Exercise aim:
Look in the data below for the line that contains "Give me the". Copy that line and the remaining lines exactly.

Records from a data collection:
--- START ---

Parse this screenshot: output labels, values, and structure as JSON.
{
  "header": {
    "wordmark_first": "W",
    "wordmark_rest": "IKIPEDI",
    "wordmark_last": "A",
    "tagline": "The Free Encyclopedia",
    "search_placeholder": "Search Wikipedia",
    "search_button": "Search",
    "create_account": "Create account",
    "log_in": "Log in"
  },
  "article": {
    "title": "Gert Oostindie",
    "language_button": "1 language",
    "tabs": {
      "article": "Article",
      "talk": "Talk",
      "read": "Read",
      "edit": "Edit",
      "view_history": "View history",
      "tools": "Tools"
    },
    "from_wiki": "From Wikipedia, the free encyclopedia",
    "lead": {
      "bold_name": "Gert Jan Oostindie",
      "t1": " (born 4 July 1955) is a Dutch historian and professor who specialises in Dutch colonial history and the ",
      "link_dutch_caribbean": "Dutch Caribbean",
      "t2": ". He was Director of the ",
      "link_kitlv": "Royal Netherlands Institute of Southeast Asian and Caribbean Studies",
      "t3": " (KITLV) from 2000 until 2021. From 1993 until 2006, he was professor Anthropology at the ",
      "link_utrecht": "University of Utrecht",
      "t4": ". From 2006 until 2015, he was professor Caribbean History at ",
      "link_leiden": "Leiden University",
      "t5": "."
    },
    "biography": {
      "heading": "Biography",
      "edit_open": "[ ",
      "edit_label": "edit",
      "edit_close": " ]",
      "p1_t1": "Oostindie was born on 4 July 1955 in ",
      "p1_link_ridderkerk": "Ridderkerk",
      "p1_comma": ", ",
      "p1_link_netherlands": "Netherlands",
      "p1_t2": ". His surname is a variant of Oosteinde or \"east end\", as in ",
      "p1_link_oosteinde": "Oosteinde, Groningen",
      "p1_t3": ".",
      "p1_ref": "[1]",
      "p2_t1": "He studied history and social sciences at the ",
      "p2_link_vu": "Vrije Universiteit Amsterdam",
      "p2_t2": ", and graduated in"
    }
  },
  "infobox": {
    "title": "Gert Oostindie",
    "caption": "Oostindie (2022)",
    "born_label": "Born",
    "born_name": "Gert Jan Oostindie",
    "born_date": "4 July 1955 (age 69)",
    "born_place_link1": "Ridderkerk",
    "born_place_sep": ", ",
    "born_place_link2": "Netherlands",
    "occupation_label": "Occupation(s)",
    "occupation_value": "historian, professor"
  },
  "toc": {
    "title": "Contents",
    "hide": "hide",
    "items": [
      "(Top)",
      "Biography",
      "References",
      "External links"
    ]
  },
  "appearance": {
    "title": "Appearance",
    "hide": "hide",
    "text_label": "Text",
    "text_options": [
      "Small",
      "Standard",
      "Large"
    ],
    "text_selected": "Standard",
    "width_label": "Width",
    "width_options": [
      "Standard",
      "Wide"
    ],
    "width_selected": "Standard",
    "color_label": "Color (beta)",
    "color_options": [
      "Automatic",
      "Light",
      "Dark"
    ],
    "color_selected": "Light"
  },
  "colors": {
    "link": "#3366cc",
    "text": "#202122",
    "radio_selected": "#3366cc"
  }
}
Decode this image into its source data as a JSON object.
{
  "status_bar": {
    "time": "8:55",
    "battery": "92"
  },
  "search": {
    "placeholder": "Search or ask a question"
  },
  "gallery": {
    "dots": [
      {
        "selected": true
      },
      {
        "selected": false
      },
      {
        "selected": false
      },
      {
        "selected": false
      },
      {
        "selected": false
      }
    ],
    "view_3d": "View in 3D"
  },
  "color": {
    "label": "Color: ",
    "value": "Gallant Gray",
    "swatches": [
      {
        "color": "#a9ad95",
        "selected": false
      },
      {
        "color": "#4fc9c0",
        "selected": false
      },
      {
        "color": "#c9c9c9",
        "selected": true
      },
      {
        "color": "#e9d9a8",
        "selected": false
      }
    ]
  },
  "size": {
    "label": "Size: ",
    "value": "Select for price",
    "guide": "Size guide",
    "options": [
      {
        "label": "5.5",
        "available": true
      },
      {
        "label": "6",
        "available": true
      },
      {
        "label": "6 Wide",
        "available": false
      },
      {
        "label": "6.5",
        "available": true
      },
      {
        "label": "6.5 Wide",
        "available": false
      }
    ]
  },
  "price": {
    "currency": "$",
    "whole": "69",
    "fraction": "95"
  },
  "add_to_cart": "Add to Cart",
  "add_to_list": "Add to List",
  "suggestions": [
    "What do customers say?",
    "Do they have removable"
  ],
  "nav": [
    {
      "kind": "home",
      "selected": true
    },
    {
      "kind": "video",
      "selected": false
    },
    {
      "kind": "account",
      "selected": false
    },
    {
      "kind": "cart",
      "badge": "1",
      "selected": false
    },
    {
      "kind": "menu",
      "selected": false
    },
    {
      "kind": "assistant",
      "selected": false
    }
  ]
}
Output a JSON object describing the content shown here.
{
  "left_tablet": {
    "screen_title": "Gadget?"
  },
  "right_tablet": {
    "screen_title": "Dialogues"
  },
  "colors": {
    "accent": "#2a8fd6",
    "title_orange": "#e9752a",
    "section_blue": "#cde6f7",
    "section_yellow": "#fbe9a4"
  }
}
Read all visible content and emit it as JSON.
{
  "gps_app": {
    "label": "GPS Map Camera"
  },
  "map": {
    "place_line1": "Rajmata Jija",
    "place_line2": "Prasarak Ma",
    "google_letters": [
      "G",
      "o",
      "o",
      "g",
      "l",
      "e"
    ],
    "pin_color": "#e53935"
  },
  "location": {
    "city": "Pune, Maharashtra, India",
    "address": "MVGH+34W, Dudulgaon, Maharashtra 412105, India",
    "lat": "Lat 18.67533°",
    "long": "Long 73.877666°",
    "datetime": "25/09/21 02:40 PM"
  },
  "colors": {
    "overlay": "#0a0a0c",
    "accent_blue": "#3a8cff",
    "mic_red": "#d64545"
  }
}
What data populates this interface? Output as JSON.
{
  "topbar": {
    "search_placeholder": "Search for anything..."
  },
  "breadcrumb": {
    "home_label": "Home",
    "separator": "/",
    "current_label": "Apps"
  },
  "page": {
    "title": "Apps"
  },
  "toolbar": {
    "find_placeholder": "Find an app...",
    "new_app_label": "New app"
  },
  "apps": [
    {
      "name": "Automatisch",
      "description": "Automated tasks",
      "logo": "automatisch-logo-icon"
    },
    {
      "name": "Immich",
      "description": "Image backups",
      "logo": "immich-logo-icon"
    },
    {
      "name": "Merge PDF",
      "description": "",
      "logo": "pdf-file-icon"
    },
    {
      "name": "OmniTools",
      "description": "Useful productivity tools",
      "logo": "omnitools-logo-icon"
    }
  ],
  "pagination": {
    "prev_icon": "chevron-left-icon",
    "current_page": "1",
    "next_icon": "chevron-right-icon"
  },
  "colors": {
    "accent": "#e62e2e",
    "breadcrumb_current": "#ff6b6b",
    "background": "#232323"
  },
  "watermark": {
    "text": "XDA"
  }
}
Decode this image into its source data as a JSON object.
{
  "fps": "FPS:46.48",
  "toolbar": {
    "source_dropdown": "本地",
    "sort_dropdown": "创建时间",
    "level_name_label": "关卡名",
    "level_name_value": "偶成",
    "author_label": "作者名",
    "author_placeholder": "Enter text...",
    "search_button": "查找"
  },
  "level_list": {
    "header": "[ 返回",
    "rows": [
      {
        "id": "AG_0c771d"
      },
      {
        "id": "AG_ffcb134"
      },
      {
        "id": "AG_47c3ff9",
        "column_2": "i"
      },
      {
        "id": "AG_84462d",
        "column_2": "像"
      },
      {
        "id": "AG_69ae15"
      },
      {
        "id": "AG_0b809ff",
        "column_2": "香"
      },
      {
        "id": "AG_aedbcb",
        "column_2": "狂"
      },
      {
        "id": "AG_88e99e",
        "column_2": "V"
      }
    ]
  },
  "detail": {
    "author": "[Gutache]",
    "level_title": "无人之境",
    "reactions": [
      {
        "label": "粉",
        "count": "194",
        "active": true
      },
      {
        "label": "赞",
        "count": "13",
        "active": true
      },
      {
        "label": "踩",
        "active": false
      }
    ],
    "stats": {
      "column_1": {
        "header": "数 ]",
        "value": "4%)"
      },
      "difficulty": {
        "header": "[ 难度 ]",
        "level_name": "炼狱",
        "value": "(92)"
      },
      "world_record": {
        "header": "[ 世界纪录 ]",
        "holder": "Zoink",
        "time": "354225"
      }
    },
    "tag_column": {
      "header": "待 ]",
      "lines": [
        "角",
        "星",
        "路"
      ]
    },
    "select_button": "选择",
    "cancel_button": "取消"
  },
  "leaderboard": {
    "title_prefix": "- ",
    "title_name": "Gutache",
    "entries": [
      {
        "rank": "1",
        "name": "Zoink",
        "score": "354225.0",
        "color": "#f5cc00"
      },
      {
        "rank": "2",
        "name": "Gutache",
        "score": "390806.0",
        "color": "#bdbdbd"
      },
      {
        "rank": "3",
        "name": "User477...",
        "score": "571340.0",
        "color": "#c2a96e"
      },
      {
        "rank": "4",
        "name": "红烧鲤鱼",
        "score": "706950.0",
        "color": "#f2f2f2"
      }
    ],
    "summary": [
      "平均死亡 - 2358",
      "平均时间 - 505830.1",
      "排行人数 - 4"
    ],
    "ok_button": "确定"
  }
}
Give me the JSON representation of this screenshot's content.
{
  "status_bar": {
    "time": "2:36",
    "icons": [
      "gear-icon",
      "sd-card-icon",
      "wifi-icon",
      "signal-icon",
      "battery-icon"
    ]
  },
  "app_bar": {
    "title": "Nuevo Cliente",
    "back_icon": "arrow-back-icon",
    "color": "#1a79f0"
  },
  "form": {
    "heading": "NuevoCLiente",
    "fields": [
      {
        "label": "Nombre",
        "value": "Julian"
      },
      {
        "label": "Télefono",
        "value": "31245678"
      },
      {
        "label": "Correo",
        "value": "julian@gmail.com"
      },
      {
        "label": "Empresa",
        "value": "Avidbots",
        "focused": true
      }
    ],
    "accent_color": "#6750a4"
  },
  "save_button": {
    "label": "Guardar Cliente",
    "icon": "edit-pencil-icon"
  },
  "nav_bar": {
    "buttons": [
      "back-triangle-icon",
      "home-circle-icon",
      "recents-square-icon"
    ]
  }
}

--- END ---

Solved problem:
Give me the JSON representation of this screenshot's content.
{
  "status_bar": {
    "time": "2:36",
    "icons": [
      "gear-icon",
      "sd-card-icon",
      "wifi-icon",
      "signal-icon",
      "battery-icon"
    ]
  },
  "app_bar": {
    "title": "Nuevo Cliente",
    "back_icon": "arrow-back-icon",
    "color": "#1a79f0"
  },
  "form": {
    "heading": "NuevoCLiente",
    "fields": [
      {
        "label": "Nombre",
        "value": "Julian"
      },
      {
        "label": "Télefono",
        "value": "31245678"
      },
      {
        "label": "Correo",
        "value": "julian@gmail.com"
      },
      {
        "label": "Empresa",
        "value": "Avidbots",
        "focused": true
      }
    ],
    "accent_color": "#6750a4"
  },
  "save_button": {
    "label": "Guardar Cliente",
    "icon": "edit-pencil-icon"
  },
  "nav_bar": {
    "buttons": [
      "back-triangle-icon",
      "home-circle-icon",
      "recents-square-icon"
    ]
  }
}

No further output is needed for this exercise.